REQUIRED ACTION - Which of the lines below contain the string "USDT"? Pull each one out of the data.

------ THE RECORDS ------

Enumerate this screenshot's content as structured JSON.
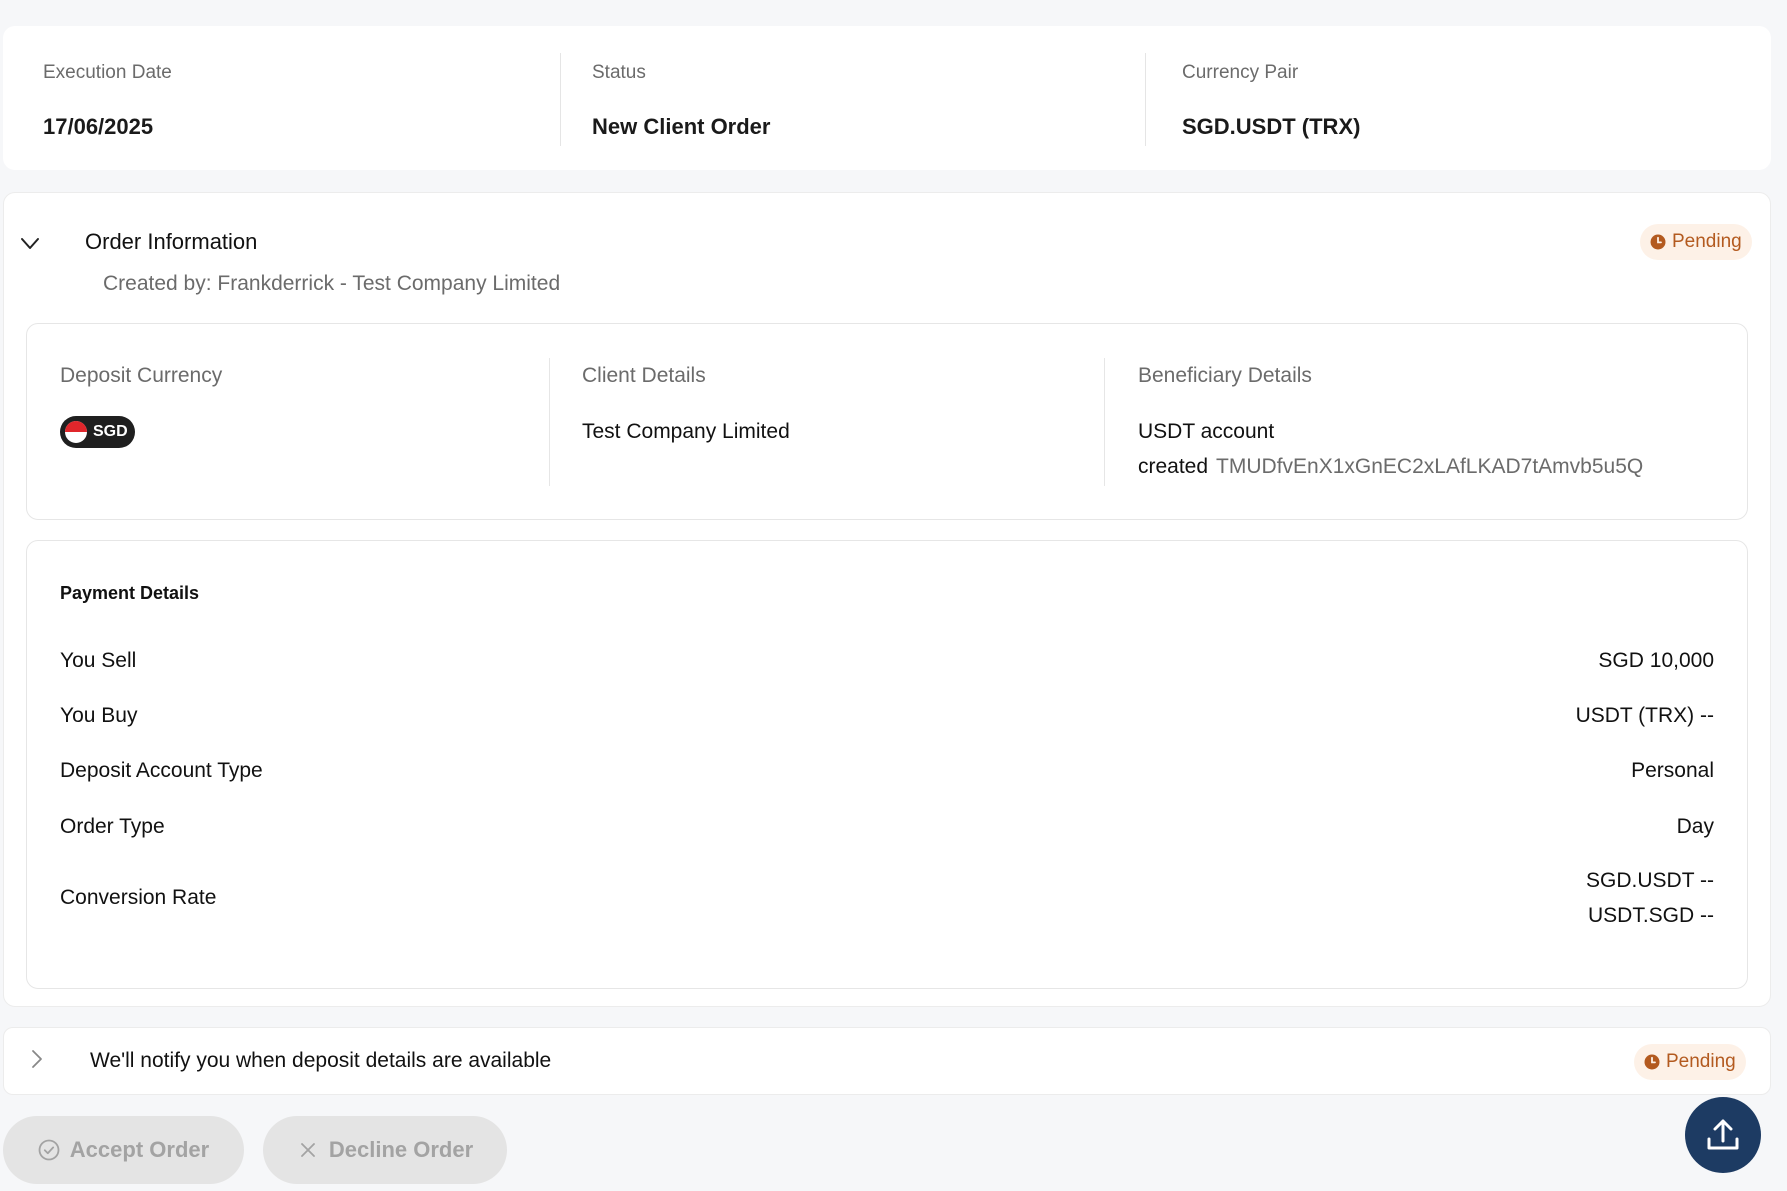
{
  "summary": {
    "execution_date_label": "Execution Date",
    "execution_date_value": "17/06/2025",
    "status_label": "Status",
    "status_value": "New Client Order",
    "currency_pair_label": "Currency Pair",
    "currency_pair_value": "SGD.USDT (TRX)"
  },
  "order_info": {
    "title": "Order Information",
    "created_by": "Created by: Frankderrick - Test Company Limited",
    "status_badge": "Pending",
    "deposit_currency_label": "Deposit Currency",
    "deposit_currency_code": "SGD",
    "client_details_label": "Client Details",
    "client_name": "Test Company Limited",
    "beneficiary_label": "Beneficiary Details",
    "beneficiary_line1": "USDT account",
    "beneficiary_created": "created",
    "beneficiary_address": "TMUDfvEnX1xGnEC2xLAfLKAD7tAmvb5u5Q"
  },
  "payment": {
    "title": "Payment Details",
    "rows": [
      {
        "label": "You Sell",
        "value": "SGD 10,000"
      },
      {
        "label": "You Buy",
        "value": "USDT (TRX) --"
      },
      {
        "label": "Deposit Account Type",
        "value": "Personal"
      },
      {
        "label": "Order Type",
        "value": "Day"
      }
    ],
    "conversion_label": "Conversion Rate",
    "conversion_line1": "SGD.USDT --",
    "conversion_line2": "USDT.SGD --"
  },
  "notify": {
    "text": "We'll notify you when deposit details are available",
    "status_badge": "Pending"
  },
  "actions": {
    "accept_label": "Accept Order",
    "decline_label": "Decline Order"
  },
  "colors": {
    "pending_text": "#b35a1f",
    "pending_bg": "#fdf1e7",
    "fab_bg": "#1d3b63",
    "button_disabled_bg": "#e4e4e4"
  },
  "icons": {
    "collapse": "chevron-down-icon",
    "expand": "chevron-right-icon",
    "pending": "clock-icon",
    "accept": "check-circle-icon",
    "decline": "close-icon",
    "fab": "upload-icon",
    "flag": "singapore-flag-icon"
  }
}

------
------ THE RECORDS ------

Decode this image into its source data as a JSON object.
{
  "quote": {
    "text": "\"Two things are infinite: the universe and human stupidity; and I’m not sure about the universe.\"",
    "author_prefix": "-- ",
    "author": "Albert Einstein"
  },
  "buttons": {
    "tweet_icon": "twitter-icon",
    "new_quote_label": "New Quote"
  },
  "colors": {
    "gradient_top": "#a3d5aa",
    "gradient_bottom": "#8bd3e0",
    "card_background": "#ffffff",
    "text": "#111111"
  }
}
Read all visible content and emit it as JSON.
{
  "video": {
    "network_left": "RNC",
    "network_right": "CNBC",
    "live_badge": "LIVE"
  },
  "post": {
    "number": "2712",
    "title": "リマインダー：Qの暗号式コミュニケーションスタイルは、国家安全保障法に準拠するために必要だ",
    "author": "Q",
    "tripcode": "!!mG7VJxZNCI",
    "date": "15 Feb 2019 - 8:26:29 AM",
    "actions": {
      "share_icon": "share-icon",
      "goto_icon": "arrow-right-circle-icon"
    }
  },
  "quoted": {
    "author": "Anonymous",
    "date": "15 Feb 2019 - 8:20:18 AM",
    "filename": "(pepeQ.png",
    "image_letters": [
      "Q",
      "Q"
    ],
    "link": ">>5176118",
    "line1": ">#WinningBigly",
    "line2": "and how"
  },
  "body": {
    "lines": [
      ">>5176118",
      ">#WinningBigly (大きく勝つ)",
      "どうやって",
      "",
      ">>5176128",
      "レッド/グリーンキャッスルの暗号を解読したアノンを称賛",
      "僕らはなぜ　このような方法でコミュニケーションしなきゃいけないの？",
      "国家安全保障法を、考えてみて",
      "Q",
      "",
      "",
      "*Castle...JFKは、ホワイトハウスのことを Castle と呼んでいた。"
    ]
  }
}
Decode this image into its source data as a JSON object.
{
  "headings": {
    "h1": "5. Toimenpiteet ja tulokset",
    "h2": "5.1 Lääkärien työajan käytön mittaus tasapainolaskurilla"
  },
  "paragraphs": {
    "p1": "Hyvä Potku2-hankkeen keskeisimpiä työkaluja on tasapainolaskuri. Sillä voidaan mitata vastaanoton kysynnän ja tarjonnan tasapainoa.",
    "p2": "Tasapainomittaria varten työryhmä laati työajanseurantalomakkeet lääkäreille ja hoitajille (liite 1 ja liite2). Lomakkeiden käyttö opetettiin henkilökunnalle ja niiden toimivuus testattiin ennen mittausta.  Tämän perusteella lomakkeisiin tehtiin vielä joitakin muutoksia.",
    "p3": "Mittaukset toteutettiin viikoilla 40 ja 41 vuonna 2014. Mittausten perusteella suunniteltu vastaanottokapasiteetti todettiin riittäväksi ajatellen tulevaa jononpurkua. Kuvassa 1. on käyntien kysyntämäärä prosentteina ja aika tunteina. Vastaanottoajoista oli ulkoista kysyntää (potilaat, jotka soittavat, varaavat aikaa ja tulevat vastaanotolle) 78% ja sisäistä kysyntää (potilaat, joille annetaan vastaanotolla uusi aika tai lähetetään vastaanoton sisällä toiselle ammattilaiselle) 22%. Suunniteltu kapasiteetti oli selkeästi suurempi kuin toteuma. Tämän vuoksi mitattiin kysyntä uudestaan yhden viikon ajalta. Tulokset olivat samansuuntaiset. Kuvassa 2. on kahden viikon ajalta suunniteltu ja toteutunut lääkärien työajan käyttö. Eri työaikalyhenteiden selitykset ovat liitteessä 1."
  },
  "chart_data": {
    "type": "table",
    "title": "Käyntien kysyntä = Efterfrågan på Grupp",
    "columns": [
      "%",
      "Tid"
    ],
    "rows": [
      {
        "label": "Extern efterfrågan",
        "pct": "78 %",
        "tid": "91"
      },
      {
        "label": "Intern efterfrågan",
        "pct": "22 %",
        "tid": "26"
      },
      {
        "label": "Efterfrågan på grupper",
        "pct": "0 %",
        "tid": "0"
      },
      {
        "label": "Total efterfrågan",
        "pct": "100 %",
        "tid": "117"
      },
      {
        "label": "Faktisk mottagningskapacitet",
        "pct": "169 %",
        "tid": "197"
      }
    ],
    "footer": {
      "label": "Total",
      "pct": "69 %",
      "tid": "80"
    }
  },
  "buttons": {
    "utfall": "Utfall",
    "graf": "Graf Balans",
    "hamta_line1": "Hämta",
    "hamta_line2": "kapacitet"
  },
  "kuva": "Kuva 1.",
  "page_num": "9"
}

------

EXERCISE ANSWER -
    "currency_pair_value": "SGD.USDT (TRX)"
    "beneficiary_line1": "USDT account",
        "value": "USDT (TRX) --"
    "conversion_line1": "SGD.USDT --",
    "conversion_line2": "USDT.SGD --"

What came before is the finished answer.